Yelp CEO Jeremy Stoppelman published a blog post on Friday, April 3, 2020, as well, to report details on Yelp’s crisis response and discuss how their efforts are supporting businesses. These new applications will help businesses to better communicate their available services to their local community. These offerings include:

  • “Contact-free” delivery options that are available in the Yelp app, via a partnership with GrubHub, which will start next week.
  • A new feature that lets restaurants specify that they are open but only for pick-up and delivery.
  • The ability to add a banner alert to the top of your Yelp profile to announce any special circumstances. Yelp has also released tools so businesses can mark themselves as temporarily closed.
  • A showcase of virtual services, like online classes and telehealth capabilities.

In addition to new features, Yelp also suspended any ad fees for small businesses and detailed a new set of special review content guidelines, including “zero tolerance for any claims in reviews of contracting COVID-19 from a business or its employees, or negative reviews about a business being closed during what would be their regular open hours in normal circumstances.”
Yelp didn’t offer a date for when these features will be available, but you can expect these updates to be ready very soon. Read Yelp’s blog post in its entirety.
These added services should help businesses better communicate with their customers and the community.

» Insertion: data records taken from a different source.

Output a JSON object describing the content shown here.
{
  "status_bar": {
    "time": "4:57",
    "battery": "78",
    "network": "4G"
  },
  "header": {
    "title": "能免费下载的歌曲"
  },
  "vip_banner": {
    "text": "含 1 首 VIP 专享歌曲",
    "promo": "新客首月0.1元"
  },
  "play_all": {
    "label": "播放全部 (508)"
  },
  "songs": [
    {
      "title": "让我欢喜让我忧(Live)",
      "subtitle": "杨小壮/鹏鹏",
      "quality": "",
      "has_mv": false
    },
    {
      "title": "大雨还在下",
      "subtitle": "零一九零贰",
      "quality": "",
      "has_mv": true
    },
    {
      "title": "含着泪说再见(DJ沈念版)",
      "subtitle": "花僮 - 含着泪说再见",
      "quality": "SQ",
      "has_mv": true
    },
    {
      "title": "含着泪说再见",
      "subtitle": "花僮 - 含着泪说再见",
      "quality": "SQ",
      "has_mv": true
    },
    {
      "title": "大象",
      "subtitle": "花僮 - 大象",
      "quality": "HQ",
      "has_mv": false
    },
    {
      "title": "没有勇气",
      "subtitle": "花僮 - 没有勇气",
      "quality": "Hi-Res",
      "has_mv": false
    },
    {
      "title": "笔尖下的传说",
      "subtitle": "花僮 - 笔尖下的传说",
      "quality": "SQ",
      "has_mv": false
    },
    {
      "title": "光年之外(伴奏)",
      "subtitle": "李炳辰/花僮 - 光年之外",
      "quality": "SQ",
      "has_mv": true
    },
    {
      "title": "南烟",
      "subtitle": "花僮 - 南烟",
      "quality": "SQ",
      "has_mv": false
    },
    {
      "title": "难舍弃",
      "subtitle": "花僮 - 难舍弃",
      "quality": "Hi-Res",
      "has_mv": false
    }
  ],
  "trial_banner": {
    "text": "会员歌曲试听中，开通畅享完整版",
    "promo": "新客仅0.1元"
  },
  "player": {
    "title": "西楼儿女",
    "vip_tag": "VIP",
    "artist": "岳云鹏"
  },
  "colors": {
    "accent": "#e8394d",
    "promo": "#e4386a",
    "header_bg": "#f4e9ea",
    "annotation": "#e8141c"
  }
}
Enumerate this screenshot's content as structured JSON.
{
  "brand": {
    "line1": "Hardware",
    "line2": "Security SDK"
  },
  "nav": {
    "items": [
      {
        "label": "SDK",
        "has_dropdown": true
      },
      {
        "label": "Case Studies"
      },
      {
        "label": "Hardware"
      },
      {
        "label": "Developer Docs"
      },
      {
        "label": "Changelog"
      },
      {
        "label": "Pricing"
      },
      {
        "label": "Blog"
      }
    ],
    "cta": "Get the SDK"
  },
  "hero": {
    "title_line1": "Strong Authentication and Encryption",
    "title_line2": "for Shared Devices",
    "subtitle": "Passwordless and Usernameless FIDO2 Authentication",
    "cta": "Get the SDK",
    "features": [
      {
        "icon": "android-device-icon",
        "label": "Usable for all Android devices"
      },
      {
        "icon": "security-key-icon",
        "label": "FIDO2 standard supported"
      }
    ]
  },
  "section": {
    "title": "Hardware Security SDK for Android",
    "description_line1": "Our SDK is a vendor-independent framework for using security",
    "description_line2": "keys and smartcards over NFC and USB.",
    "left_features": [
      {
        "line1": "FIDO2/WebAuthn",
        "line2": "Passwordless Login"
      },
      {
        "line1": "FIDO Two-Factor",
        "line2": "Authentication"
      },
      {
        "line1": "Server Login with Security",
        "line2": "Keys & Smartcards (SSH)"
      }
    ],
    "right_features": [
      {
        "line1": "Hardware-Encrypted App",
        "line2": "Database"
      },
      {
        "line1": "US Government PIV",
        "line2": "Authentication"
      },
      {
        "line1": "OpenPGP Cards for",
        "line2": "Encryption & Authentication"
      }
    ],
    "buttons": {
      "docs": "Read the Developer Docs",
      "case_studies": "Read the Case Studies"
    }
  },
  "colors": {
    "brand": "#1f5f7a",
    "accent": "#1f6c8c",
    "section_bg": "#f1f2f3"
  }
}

If you have any questions or need to reach out to AudiologyPlus, please feel free to contact us.